▼
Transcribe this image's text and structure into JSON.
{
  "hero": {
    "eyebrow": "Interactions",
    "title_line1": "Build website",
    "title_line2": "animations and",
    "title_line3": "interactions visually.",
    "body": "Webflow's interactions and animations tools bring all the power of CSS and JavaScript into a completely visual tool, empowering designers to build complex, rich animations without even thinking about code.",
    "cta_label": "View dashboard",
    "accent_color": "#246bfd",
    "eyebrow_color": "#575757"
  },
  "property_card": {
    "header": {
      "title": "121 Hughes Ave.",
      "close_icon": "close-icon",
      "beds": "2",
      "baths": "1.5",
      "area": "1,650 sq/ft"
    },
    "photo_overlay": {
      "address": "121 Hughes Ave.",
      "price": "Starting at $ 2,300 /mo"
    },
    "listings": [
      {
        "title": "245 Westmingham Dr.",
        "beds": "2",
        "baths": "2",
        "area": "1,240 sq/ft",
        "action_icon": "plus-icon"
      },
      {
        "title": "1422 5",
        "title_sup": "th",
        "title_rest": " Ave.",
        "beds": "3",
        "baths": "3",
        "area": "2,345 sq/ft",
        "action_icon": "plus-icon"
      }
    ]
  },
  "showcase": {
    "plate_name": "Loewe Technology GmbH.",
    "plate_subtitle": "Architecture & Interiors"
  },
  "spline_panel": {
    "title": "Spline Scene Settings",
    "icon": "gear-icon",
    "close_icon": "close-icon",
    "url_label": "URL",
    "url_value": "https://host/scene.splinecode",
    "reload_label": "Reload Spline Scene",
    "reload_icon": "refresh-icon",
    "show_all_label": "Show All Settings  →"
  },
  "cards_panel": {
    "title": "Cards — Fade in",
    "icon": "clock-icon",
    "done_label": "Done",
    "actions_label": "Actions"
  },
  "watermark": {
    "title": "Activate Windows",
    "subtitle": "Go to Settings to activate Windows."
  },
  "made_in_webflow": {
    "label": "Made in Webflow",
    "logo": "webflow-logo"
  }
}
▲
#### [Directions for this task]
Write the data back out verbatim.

#### [Answer box]
Transcribe this image's text and structure into JSON.
{
  "hero": {
    "eyebrow": "Interactions",
    "title_line1": "Build website",
    "title_line2": "animations and",
    "title_line3": "interactions visually.",
    "body": "Webflow's interactions and animations tools bring all the power of CSS and JavaScript into a completely visual tool, empowering designers to build complex, rich animations without even thinking about code.",
    "cta_label": "View dashboard",
    "accent_color": "#246bfd",
    "eyebrow_color": "#575757"
  },
  "property_card": {
    "header": {
      "title": "121 Hughes Ave.",
      "close_icon": "close-icon",
      "beds": "2",
      "baths": "1.5",
      "area": "1,650 sq/ft"
    },
    "photo_overlay": {
      "address": "121 Hughes Ave.",
      "price": "Starting at $ 2,300 /mo"
    },
    "listings": [
      {
        "title": "245 Westmingham Dr.",
        "beds": "2",
        "baths": "2",
        "area": "1,240 sq/ft",
        "action_icon": "plus-icon"
      },
      {
        "title": "1422 5",
        "title_sup": "th",
        "title_rest": " Ave.",
        "beds": "3",
        "baths": "3",
        "area": "2,345 sq/ft",
        "action_icon": "plus-icon"
      }
    ]
  },
  "showcase": {
    "plate_name": "Loewe Technology GmbH.",
    "plate_subtitle": "Architecture & Interiors"
  },
  "spline_panel": {
    "title": "Spline Scene Settings",
    "icon": "gear-icon",
    "close_icon": "close-icon",
    "url_label": "URL",
    "url_value": "https://host/scene.splinecode",
    "reload_label": "Reload Spline Scene",
    "reload_icon": "refresh-icon",
    "show_all_label": "Show All Settings  →"
  },
  "cards_panel": {
    "title": "Cards — Fade in",
    "icon": "clock-icon",
    "done_label": "Done",
    "actions_label": "Actions"
  },
  "watermark": {
    "title": "Activate Windows",
    "subtitle": "Go to Settings to activate Windows."
  },
  "made_in_webflow": {
    "label": "Made in Webflow",
    "logo": "webflow-logo"
  }
}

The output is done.